While he’s not the pogo stick on the break Ja Morant is, he is well above average as a leaper and can do his fair share of damage above the rim off one foot:
While Anthony has his decision making gaffes (3.9 turnovers per game) and can become a bit too confident in his own shot, he has hawk-like vision spotting cutters and shooters on the weak side. With the requisite scoring gravity to warp defenses to his will, Anthony sprays creative passes to diving teammates, drawing help and dishing:
Anthony’s defense is inconsistent at this point. For so much of his time on the court, Anthony loafs around disengaged, both on and off of the ball. His defensive engagement needs improvement. However, with his athletic tools, Anthony surprises with a stellar help side rejection or point of attack smothering. His strength shows up at the point of attack, walling off drivers and challenging shots. At times, he’ll flash savant-level defensive feel, swooping in from the weak side for a spectacular challenge:
In a few short months, Cole Anthony will take command of Roy Williams’ fleet in Chapel Hill, looking to lead them to Atlanta in the Spring of 2020. Aside from the Heels’ hopes, Anthony will have a prime opportunity to put his skills on display. After a uber productive run on the Nike EYBL circuit, Anthony is in position to rack up accolades next season, cementing him as a top pick in the 2020 NBA Draft.

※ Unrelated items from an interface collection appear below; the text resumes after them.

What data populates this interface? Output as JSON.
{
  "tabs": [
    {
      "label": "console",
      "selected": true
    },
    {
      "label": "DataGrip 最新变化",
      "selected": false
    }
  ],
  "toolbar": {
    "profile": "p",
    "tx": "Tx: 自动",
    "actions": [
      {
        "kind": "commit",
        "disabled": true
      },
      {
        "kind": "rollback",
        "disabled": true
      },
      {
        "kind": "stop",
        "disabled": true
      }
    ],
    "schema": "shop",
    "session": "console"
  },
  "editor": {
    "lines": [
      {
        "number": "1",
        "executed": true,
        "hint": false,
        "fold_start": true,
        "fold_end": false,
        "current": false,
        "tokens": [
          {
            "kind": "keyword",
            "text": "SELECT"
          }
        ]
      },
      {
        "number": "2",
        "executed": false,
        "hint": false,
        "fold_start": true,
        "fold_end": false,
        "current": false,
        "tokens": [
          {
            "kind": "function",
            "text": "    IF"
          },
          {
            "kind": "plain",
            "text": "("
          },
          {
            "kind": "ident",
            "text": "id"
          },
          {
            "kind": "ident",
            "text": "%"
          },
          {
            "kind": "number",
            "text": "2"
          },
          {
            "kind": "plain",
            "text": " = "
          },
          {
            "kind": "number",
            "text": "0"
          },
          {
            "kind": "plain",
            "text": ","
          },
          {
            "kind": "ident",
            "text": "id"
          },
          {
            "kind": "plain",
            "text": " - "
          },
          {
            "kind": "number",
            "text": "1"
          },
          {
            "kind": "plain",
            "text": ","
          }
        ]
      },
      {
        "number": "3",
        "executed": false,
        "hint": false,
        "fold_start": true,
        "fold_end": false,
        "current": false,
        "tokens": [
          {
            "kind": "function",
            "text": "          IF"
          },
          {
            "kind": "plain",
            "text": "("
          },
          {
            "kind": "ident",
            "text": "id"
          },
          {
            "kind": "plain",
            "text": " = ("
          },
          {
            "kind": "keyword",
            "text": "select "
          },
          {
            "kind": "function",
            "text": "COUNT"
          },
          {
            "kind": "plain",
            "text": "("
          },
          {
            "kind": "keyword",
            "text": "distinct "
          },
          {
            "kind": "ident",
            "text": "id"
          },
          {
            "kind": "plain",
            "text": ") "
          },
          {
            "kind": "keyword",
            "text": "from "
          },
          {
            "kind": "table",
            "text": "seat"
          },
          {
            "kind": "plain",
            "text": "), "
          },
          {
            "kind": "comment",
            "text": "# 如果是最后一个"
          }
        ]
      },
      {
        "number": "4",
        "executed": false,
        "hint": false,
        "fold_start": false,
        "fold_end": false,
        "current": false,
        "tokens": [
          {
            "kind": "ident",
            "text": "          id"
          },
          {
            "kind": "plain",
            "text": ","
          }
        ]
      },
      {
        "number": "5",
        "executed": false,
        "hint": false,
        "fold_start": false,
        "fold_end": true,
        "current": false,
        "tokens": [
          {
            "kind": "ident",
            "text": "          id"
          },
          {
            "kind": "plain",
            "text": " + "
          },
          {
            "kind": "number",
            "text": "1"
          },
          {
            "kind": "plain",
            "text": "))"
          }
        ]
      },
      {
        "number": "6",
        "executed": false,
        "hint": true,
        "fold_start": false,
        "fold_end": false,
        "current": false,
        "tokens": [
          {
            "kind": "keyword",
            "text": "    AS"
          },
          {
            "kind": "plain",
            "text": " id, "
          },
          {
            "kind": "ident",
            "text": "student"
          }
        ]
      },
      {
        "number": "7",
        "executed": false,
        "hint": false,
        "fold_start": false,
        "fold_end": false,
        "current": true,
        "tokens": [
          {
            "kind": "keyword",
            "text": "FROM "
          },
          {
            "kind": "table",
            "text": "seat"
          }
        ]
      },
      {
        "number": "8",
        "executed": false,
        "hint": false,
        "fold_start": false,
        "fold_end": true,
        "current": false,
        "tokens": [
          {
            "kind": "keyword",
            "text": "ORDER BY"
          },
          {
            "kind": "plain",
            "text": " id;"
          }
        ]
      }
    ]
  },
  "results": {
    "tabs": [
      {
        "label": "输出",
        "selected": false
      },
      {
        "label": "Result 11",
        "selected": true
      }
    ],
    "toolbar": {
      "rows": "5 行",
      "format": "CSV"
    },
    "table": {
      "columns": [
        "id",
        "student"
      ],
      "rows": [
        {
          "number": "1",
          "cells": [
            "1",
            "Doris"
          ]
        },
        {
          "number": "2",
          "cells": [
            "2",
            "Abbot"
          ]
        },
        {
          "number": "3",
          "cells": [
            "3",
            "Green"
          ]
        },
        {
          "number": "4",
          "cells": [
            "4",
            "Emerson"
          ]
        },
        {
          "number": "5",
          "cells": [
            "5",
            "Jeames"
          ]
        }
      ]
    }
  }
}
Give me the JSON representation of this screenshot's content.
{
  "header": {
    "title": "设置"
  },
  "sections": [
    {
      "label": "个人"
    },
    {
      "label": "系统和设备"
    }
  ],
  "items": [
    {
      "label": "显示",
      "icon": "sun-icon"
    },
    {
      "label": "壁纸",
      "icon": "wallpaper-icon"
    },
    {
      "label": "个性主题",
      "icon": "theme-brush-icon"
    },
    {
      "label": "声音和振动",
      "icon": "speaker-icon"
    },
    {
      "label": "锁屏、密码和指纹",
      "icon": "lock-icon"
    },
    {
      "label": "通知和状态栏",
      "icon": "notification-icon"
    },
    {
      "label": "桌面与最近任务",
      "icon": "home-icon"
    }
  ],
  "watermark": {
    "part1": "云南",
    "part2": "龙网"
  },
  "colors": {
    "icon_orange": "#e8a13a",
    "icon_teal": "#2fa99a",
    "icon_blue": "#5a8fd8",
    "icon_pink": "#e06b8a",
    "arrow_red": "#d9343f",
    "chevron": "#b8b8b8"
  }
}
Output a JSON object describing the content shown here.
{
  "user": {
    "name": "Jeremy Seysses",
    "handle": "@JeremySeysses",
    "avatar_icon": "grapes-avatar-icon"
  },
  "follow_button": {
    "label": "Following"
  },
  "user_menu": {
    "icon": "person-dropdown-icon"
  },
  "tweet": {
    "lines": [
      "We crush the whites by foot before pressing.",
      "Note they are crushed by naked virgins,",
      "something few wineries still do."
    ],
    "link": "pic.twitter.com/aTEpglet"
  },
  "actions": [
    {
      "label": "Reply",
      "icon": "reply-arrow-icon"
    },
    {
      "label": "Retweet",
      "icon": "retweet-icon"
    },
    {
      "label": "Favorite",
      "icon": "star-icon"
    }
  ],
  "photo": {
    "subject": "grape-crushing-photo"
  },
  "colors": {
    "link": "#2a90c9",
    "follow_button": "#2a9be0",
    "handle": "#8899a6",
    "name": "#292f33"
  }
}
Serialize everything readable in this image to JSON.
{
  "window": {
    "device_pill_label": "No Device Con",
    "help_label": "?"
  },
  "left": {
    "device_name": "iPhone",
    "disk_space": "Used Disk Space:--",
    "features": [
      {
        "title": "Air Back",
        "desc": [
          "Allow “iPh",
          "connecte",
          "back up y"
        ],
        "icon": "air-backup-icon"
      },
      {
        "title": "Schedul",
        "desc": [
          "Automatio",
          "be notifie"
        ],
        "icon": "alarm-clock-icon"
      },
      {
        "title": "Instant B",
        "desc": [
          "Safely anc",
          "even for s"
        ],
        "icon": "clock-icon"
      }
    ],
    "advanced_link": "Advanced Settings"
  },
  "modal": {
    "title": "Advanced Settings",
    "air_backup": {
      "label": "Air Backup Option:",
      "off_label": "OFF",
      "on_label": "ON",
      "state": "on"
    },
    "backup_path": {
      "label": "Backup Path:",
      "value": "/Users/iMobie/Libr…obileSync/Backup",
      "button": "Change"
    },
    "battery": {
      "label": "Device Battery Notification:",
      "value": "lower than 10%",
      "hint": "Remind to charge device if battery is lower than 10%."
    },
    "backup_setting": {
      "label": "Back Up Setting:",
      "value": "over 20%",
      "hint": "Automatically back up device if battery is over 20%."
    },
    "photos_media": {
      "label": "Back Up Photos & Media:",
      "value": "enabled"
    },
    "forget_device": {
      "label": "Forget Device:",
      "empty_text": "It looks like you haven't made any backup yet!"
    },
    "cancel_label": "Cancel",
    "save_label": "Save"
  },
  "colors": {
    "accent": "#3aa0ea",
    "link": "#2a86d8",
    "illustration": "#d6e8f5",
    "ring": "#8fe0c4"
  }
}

While Anthony has his flaws — decision making, defense and his age (Anthony turns 20 before the 2020 NBA draft and his over a month older than Zion Williamson) — few initiator prospects boast his intersection of pull-up shooting potential, slashing ability, athletic tools, passing acumen and statistical production. Zooming out, Anthony’s skill set teaches us to look closer at athletic tools and determine which are genuinely valuable in a basketball setting, mining through the glut of Twitter mixtapes to find the functional gold — positive on-court value.